What the task asks: Copy out all the lines in the records that include the word "JSON".

* * * * *

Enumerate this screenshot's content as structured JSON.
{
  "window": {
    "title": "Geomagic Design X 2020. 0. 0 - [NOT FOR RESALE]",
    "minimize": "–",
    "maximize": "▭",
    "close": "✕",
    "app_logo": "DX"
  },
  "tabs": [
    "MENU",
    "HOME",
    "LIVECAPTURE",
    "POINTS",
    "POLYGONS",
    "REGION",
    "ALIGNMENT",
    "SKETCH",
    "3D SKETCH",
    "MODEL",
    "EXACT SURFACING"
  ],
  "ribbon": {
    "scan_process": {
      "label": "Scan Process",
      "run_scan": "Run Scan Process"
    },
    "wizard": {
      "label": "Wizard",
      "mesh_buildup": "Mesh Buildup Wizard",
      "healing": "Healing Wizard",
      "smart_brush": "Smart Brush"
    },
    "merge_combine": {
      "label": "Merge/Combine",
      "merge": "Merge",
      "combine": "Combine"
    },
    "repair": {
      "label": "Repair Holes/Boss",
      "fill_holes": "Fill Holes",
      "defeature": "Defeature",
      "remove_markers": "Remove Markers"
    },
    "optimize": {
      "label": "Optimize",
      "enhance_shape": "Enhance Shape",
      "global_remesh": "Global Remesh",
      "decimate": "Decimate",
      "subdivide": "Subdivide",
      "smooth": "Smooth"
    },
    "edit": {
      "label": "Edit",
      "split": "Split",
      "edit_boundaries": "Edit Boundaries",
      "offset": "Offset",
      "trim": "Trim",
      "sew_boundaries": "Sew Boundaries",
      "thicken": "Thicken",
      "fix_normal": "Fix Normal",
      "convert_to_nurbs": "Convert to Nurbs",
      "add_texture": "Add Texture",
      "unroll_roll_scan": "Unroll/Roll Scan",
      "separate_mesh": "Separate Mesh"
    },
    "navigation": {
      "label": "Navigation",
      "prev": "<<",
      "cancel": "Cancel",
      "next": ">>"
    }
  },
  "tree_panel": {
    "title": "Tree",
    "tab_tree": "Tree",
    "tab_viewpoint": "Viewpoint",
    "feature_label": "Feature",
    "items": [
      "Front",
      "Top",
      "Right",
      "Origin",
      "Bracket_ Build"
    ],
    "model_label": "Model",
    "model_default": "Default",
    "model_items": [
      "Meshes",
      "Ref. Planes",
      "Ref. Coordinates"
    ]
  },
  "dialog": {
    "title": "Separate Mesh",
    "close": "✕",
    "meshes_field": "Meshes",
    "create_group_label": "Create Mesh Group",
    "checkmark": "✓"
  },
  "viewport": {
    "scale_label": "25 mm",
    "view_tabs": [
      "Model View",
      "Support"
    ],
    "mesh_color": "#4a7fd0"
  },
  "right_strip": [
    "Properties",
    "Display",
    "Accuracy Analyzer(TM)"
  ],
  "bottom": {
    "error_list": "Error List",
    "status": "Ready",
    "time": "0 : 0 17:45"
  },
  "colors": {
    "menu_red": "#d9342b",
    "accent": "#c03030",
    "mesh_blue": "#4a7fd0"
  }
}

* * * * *

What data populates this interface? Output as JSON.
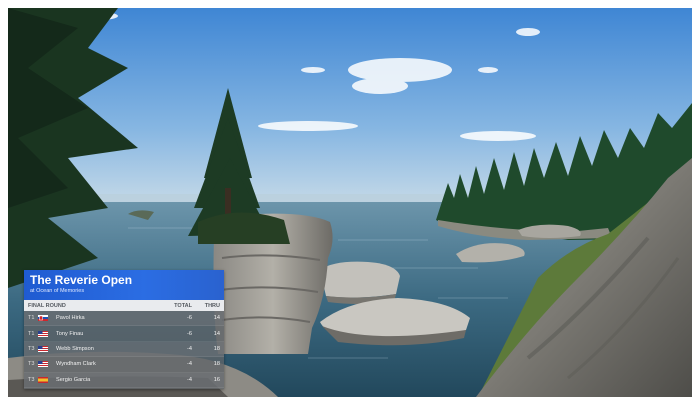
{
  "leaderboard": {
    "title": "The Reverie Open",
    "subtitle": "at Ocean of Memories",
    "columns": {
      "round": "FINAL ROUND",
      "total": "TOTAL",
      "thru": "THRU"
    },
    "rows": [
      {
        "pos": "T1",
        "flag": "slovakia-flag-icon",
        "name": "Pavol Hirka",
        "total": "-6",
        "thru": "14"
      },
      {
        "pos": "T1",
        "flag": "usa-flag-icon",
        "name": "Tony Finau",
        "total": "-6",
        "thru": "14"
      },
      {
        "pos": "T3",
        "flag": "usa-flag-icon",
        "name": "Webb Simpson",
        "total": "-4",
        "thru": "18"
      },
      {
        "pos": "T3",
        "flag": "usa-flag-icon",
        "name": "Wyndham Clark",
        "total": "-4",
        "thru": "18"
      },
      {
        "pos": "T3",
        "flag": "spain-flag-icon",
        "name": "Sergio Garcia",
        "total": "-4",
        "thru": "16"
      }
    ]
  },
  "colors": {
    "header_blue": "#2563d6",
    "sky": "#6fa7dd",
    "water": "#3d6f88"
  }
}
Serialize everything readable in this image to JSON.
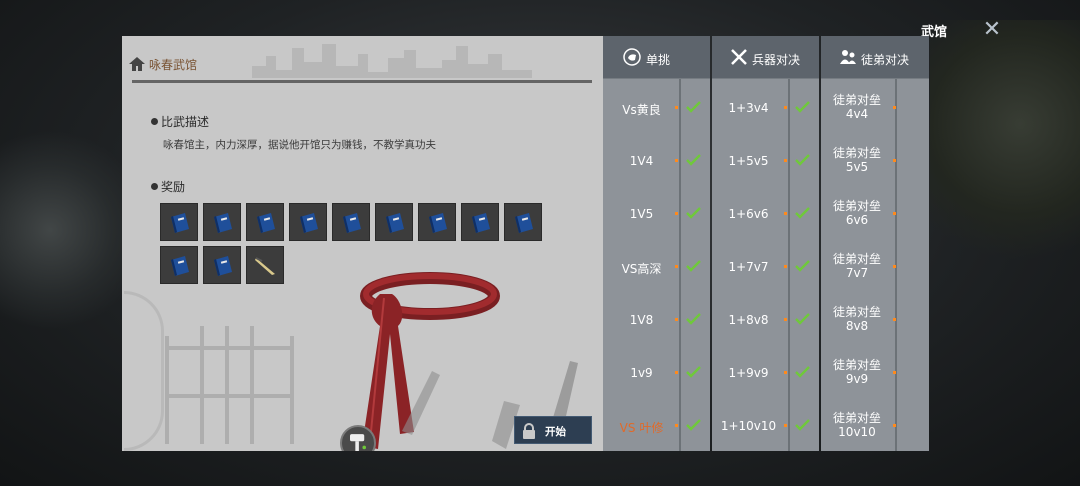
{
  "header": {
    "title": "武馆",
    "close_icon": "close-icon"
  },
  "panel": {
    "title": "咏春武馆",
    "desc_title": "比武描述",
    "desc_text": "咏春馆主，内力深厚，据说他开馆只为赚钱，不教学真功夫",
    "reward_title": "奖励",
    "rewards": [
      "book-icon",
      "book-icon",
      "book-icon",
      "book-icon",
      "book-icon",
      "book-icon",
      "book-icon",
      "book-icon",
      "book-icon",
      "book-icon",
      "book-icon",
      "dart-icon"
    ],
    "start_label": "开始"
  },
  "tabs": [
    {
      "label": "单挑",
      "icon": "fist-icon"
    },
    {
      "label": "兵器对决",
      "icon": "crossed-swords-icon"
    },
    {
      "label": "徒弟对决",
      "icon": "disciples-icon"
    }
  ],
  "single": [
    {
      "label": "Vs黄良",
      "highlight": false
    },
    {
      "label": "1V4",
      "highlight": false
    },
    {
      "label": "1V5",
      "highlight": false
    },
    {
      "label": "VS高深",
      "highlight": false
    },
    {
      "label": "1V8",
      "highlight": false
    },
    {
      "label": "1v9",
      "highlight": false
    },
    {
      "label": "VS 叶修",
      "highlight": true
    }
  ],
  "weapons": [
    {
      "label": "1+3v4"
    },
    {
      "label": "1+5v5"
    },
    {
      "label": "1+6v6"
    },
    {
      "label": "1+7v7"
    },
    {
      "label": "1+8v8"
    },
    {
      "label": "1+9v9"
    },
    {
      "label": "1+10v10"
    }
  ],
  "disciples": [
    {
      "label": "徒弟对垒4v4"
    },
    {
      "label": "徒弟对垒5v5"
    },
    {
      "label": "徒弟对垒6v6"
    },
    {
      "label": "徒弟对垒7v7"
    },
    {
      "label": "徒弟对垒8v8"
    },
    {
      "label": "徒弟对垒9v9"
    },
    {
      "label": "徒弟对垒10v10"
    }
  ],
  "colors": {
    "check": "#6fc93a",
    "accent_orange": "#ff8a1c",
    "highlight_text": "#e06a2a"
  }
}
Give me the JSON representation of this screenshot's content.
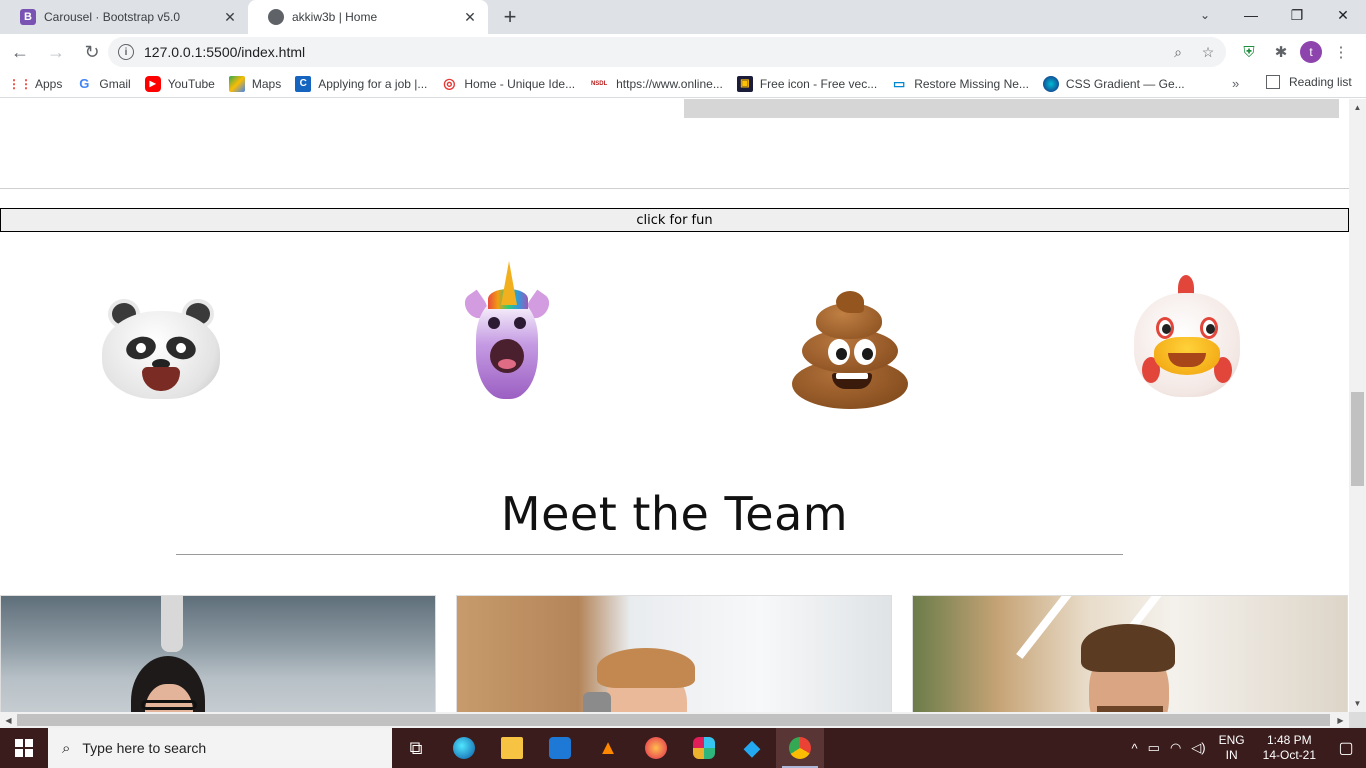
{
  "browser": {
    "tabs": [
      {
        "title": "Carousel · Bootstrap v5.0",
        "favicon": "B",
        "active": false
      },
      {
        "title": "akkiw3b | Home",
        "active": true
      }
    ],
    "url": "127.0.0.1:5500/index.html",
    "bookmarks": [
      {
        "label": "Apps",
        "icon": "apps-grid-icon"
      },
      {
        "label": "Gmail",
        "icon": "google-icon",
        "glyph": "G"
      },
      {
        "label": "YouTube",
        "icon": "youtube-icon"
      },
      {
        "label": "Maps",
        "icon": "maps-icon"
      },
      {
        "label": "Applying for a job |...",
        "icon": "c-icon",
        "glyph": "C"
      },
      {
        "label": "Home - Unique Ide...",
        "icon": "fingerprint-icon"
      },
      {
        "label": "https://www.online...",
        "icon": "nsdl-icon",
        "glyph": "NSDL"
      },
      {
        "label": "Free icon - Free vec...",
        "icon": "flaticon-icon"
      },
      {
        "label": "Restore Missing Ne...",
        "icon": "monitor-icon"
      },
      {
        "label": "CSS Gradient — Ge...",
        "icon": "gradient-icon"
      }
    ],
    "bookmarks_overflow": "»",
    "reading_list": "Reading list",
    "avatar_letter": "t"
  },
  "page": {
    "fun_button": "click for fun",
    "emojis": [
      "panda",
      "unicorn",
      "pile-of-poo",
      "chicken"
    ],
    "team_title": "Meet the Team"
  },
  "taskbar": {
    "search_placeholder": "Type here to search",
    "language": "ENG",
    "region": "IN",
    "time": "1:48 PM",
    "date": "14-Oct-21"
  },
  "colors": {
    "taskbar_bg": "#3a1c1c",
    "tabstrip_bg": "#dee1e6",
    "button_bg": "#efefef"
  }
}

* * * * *

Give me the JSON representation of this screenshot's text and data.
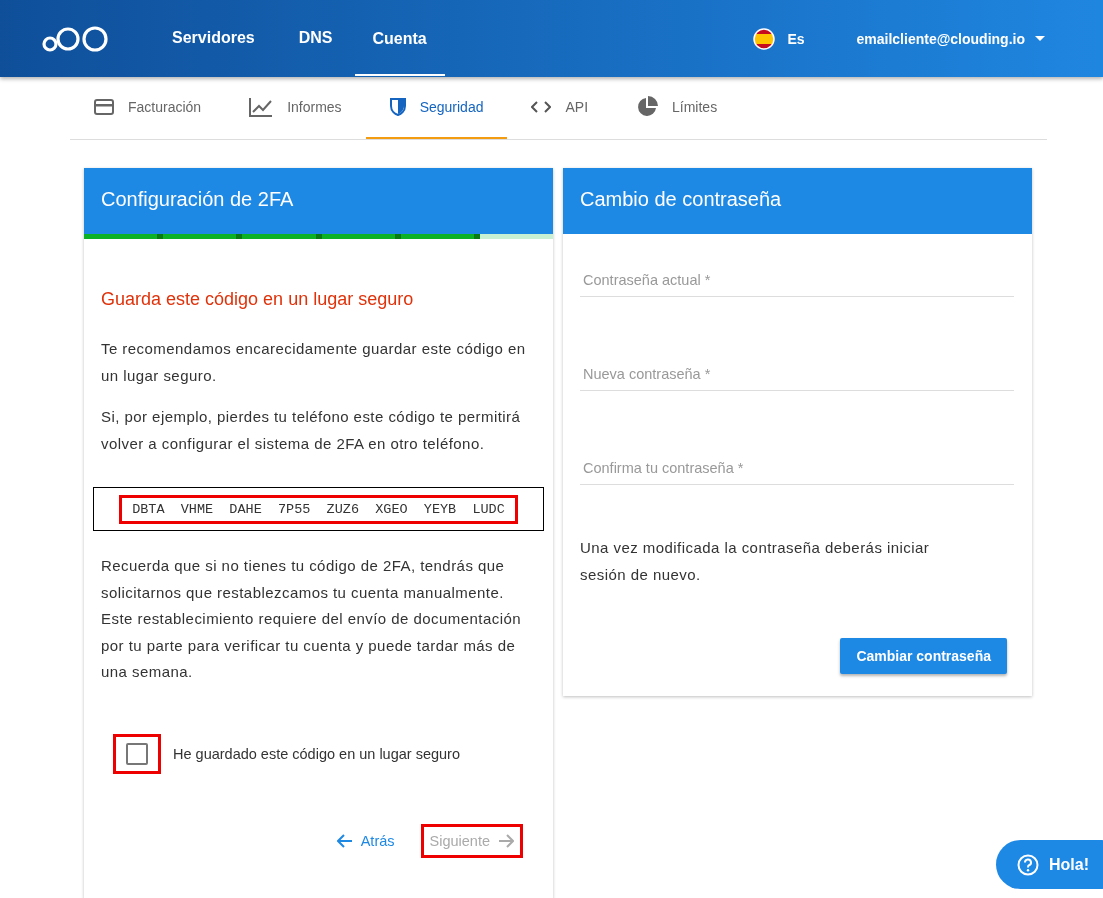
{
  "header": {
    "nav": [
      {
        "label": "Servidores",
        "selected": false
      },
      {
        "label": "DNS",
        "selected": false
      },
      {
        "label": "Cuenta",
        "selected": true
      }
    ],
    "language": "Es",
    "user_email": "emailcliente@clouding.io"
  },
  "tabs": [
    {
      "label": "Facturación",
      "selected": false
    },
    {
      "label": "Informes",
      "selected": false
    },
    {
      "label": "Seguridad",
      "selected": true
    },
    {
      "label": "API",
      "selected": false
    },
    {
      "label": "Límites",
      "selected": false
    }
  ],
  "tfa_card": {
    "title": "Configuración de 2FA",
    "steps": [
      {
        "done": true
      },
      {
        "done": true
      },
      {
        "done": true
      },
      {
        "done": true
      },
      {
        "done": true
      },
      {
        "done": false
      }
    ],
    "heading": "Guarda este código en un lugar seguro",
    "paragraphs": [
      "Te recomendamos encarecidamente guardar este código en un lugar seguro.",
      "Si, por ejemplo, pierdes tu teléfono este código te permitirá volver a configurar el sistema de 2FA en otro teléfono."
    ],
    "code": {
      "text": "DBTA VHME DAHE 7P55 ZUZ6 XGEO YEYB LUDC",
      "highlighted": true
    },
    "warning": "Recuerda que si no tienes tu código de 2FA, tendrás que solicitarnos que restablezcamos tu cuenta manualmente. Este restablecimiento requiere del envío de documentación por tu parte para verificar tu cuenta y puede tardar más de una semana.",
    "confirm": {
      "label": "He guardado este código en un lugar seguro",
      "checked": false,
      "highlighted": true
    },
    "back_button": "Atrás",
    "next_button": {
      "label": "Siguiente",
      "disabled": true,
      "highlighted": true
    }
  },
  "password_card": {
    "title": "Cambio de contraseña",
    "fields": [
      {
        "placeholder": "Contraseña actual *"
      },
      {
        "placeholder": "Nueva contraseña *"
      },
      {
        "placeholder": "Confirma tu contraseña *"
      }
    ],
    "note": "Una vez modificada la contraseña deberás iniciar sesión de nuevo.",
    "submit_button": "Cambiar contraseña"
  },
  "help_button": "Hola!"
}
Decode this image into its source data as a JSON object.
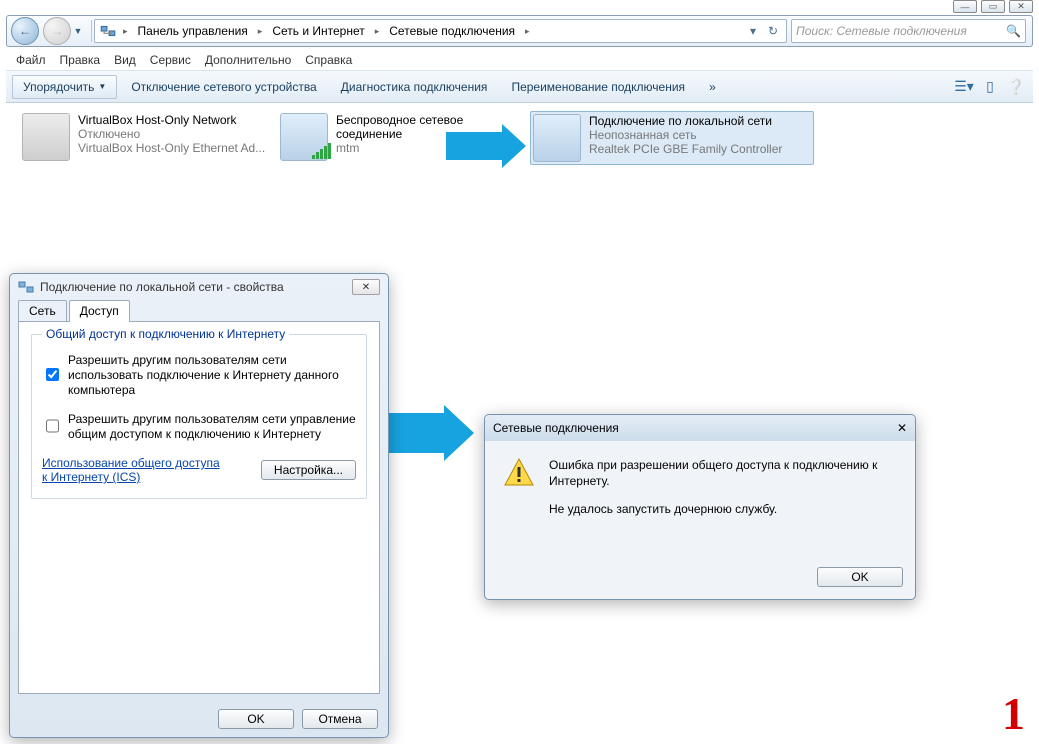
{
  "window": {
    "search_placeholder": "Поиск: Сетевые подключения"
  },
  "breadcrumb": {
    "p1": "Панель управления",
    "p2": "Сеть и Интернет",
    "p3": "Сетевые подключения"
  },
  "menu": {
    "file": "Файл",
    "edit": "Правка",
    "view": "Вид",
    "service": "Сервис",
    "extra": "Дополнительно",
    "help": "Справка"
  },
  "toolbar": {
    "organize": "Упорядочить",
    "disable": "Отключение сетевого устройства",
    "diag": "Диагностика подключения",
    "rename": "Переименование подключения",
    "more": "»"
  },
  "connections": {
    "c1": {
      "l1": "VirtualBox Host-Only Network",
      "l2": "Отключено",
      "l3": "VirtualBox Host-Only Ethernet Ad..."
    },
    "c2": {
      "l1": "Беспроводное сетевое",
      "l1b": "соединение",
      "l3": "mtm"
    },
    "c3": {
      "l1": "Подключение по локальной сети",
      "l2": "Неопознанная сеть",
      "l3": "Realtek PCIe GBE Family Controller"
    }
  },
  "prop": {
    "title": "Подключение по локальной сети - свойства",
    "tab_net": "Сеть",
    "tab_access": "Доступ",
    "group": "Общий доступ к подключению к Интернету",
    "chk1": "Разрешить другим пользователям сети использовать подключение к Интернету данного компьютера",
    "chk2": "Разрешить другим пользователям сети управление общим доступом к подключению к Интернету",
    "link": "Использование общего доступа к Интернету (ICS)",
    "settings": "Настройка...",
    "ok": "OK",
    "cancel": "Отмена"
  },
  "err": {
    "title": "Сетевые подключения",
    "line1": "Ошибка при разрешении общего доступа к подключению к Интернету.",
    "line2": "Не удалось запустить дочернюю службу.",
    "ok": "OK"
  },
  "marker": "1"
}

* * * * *

Answer section:
Enumerate this screenshot's content as structured JSON.
What data populates this interface? Output as JSON.
Serialize everything readable in this image to JSON.
Give me the JSON representation of this screenshot's content.
Give me the JSON representation of this screenshot's text and data.
Decode this image into its source data as a JSON object.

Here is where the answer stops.